For Americans, this time of the Summer used to mean one thing: the classic family vacation…in your Dad’s Wagon Queen Family Truckster…packed full of crap…with you in back trying to ignore your little sister who just wouldn’t stay on her side of the seat. Kids: “Are we there yet?” Dad: “Don’t make me stop this car!” We’ve all been there and survived that. Was it fun? Not exactly, but it probably did – like all things that fail to kill us – make us tougher. Where did we go on those brutally endless vacations? To some overcrowded, overpriced and overrated theme park? (yay!) Grandma’s house? (boo!) The beach? Who cares? We were getting out of the house. That was all that seemed to matter.
The essence of a vacation is the act of escape. And, just as in a prison break, the destination is immaterial. The entire point is to vacate your current location.

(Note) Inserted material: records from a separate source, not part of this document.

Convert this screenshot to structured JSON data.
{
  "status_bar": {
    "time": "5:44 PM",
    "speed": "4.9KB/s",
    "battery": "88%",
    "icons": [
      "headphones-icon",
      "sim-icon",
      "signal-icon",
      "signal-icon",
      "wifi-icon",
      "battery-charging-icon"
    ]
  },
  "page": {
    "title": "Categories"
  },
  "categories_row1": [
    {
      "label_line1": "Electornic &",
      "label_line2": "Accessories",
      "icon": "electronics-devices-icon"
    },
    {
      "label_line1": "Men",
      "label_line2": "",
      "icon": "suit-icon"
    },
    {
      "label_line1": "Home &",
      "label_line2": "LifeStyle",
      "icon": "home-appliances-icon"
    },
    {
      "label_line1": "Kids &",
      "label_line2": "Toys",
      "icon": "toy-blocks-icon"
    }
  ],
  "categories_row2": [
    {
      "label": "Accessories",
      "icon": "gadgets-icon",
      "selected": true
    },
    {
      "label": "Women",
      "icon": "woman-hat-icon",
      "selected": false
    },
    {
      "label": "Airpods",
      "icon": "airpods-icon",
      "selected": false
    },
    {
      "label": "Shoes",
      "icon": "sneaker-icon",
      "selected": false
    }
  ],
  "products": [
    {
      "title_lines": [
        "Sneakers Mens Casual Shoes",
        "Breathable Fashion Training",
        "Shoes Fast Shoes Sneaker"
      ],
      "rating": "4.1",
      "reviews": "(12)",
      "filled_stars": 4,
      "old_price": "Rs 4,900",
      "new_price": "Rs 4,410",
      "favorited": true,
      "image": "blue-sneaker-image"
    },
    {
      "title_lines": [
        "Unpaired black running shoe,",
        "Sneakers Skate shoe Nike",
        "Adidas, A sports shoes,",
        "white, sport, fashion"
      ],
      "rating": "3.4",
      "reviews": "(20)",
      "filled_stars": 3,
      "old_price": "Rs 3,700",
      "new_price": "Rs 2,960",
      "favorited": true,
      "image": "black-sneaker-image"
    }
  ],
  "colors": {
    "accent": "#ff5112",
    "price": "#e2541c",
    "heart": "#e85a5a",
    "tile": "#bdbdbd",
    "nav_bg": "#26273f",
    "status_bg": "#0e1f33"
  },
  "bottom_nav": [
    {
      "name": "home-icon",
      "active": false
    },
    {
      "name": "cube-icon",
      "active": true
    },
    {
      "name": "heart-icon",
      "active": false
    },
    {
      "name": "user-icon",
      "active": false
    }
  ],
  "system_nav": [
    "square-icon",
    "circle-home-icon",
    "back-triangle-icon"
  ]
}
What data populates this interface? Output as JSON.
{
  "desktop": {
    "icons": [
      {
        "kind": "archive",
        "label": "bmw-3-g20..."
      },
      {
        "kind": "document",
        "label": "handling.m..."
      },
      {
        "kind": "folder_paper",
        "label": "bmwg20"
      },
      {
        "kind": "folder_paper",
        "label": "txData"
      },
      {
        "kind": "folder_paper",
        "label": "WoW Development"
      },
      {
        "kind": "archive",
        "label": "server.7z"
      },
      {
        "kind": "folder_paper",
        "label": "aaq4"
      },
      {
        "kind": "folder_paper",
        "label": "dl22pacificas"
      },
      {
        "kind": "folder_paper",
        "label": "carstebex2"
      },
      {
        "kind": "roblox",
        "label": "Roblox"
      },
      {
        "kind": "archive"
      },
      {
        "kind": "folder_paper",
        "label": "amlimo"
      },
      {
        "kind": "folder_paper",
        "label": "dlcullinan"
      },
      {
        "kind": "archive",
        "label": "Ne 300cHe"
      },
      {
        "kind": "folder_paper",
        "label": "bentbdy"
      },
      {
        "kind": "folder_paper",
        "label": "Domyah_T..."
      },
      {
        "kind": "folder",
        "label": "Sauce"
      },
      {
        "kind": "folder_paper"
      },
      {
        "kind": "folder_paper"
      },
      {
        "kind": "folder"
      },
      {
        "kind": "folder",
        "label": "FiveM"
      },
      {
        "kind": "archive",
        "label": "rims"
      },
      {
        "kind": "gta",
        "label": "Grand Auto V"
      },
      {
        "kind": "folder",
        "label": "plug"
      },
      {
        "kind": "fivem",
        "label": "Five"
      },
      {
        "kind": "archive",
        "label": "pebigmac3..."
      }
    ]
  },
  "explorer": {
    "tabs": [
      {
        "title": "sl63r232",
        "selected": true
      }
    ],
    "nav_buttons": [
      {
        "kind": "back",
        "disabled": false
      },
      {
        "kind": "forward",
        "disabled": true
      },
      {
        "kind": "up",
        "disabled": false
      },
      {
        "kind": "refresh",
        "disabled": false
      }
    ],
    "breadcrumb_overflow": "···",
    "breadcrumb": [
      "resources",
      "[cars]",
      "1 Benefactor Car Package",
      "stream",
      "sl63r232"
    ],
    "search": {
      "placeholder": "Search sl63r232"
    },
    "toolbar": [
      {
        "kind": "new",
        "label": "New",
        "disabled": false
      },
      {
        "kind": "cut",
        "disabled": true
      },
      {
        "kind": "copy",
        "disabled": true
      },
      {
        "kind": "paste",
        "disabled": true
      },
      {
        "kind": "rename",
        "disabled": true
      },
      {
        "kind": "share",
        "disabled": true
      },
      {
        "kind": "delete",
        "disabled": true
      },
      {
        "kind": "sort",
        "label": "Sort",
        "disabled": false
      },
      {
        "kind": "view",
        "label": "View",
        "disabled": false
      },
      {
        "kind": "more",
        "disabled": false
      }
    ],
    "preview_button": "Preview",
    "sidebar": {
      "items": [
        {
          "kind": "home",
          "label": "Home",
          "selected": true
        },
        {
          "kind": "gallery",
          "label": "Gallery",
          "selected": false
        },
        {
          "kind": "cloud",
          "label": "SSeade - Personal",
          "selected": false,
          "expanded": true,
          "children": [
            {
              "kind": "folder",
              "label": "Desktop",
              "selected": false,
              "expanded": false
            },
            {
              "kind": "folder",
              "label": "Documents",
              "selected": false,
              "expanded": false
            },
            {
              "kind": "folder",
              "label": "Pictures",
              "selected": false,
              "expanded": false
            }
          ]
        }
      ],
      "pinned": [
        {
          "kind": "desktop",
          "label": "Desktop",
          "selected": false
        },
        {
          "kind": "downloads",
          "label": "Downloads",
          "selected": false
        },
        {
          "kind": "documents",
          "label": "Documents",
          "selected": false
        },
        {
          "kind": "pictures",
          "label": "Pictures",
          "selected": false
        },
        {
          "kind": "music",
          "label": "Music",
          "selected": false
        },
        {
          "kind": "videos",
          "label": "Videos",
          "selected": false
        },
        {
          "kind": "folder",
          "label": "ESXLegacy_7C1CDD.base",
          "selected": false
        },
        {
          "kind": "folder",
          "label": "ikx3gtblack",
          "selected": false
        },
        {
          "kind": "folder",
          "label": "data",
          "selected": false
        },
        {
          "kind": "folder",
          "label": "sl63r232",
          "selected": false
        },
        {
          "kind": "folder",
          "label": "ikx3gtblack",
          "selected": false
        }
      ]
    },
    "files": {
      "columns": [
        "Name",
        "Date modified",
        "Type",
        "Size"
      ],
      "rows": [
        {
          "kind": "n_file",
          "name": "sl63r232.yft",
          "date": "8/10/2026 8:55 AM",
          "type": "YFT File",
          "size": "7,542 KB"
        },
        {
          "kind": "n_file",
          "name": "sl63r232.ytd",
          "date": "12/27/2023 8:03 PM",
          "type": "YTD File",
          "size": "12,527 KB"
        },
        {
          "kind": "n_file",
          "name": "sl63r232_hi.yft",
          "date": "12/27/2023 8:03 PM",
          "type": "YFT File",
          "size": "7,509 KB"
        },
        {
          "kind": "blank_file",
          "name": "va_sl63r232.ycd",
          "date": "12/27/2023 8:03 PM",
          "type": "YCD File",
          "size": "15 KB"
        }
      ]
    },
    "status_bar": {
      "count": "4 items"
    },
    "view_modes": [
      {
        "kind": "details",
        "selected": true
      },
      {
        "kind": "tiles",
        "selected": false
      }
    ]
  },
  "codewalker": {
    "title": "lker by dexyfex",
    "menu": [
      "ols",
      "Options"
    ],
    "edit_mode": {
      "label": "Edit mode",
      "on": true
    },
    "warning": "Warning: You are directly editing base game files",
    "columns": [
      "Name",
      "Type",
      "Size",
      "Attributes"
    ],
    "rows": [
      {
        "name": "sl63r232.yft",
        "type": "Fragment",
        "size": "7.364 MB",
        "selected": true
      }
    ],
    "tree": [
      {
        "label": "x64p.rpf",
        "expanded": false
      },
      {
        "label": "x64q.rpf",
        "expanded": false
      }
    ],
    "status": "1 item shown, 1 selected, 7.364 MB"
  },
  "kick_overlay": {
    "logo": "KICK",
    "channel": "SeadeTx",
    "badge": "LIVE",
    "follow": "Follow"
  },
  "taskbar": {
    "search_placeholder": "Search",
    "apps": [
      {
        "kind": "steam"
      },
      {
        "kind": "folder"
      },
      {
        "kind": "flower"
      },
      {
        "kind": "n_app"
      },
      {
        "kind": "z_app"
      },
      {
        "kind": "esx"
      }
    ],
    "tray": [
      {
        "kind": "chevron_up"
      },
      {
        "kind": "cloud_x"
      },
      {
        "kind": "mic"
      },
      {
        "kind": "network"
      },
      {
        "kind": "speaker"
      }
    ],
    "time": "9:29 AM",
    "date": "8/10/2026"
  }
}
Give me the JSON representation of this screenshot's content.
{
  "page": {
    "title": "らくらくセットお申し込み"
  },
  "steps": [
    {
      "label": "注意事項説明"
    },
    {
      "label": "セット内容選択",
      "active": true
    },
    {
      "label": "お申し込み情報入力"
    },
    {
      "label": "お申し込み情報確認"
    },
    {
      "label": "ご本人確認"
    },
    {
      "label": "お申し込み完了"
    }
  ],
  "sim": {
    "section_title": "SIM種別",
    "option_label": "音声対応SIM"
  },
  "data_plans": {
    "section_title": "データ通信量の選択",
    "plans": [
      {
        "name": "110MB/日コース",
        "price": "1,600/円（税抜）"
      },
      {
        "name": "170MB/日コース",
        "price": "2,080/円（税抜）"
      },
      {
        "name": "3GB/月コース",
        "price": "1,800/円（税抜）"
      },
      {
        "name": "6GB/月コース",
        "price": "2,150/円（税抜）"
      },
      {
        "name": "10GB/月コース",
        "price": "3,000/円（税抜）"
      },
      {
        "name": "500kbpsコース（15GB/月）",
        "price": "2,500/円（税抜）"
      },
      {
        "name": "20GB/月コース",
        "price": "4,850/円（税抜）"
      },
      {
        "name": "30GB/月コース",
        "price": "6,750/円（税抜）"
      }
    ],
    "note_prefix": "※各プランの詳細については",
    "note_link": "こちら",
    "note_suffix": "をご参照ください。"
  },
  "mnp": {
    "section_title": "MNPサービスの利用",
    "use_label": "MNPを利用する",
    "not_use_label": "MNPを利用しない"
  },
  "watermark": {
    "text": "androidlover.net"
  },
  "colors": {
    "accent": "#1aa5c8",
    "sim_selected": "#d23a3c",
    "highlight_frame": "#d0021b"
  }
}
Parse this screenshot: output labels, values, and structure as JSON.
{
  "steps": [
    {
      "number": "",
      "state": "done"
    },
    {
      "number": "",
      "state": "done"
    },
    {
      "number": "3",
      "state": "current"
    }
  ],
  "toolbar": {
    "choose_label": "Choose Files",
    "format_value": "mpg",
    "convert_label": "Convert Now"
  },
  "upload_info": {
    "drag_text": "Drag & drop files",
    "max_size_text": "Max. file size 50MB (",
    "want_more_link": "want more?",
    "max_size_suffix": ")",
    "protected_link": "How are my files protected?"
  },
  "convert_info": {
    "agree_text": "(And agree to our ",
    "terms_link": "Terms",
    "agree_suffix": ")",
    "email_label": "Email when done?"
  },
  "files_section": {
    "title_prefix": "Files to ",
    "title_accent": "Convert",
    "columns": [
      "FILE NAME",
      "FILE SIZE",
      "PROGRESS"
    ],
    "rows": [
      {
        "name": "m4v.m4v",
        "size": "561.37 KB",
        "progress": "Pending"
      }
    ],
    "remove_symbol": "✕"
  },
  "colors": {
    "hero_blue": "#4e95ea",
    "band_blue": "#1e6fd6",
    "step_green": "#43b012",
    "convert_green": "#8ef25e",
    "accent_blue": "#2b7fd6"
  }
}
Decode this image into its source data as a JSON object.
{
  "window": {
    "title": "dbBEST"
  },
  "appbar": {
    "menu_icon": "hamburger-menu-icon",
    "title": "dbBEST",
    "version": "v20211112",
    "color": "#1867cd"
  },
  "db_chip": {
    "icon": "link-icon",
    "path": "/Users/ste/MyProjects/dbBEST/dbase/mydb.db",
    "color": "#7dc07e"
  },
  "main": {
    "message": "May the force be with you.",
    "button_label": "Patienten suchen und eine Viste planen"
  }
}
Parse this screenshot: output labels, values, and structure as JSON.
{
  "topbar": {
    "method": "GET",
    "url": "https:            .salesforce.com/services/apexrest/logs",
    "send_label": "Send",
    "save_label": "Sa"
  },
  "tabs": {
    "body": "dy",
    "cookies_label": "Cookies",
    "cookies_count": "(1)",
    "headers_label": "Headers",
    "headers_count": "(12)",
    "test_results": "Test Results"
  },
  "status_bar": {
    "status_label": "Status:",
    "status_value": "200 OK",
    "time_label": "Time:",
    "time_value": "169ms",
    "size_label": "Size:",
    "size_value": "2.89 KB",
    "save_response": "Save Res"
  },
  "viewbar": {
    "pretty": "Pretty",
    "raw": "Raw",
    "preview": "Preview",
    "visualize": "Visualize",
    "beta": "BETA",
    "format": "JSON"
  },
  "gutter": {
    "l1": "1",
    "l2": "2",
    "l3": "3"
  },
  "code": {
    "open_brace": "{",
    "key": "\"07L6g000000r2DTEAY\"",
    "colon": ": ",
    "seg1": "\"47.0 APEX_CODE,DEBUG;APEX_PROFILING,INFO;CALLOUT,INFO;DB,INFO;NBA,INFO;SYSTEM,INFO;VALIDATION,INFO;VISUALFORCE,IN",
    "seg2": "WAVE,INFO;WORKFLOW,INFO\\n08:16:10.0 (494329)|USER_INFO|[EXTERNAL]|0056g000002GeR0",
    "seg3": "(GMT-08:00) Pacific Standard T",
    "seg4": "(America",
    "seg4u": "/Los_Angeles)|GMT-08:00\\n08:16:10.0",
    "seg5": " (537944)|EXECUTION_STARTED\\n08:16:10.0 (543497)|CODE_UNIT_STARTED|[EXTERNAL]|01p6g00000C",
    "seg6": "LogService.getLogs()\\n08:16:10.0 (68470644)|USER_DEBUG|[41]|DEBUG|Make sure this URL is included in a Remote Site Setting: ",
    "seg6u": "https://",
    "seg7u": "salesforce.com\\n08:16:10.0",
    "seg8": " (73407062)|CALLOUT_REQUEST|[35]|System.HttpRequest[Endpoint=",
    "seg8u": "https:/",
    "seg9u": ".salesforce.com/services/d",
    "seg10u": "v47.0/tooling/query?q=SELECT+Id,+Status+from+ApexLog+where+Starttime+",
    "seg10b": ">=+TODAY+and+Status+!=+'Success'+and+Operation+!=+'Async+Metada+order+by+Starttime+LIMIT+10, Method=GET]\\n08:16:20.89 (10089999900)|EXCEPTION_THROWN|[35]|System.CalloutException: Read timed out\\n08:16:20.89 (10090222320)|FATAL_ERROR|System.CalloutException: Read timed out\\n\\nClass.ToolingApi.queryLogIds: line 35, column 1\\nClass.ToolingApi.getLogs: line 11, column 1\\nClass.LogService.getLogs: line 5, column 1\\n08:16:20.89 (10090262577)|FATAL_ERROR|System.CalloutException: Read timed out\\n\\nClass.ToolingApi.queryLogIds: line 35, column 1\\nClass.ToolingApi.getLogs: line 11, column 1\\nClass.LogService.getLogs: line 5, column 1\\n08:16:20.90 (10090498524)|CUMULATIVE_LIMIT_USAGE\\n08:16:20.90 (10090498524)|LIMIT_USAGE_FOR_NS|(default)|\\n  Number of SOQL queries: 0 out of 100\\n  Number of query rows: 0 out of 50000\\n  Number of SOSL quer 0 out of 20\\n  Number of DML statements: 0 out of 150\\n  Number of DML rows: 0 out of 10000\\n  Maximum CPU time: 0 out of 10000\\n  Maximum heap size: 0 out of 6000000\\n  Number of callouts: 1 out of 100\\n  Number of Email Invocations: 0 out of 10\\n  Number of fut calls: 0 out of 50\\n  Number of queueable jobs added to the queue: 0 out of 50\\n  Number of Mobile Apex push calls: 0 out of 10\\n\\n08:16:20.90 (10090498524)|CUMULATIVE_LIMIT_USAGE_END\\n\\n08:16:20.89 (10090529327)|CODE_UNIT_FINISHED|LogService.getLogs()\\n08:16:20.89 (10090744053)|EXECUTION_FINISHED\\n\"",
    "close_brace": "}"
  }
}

But why do we all need to escape/vacate? Are our surroundings really that miserable and dull? Did we suddenly discover that we are trapped in some gigantic Matrix of electronic overstimulation, intellectual starvation, and mass media-driven distraction?
I’ll let you answer that for yourself.
I lived in Hawaii for nine years as an adult after living literally right on the beach (east of A1A if you know your FLA) for nearly half of my childhood. That was more than enough beach for one life thanks (I’m still digging the sand out of the crack of my ass). When I recently lived in the Mid-Atlantic, folks were constantly asking/pestering me about my total disinterest in that jewel of the Delmarva coast Ocean City (the one East Coast destination I am proud to have avoided). My response “You call that a beach??!!!”
I live on my own mountain now so I kind of get the whole need-to-escape thing. But what I never really understood was the appeal of the annual Summer vacation. You do know you’ve got to go back to that hell when this is over, right? And are vacations ever really worth all the stress, expense, and hassle? Newlyweds should take a royal one (aka a “honeymoon”) to some place truly exotic right after the wedding. Make it so special that it gets vacations out of your system for the remainder of your life. It worked for me. Alternately, choose a career that requires frequent travel and relocation. This is guaranteed to beat that love of travel and “adventure” right out of you for good. How do I know? Because all of my fellow retirees who completed a full career in the military are, to a man, 100% homebodies.
Bottom line: vacations are
almost always a drag. They over promise and underwhelm. And if you really find yourself needing an escape, perhaps what you really need is to reconsider that prison you are living in.
So, yeah, I just outed myself as anti-vacation. Add that to my recently-revealed anti-holiday stance and I’ve now grown into some kind of ornery old crank.
As preppers, we should ask ourselves “Can I do something prepperish and have it masquerade as a vacation?” Maybe, take a week off to scout out good bug-out locations in a nearby mountain range or National Forest. Drive back roads the whole way. Behave the whole time as if you’ll never see (or need) civilization again.
Just a thought.
Better yet: don’t go anywhere at all. If you love your location and your current situation, you certainly shouldn’t feel any need to escape from it. So have a staycation instead. (<That’s a good link there, you’d better take a few minutes to check it out before proceeding)
I’ve blogged before about the joy of doing nothing. Why not do nothing for an extended period of time, say a week, a month, or even a year? And then, if anyone asks, you can say you had the best vacation of your life. Works for me!
“Sorry folks, the park’s closed. The moose out front should’ve told you.”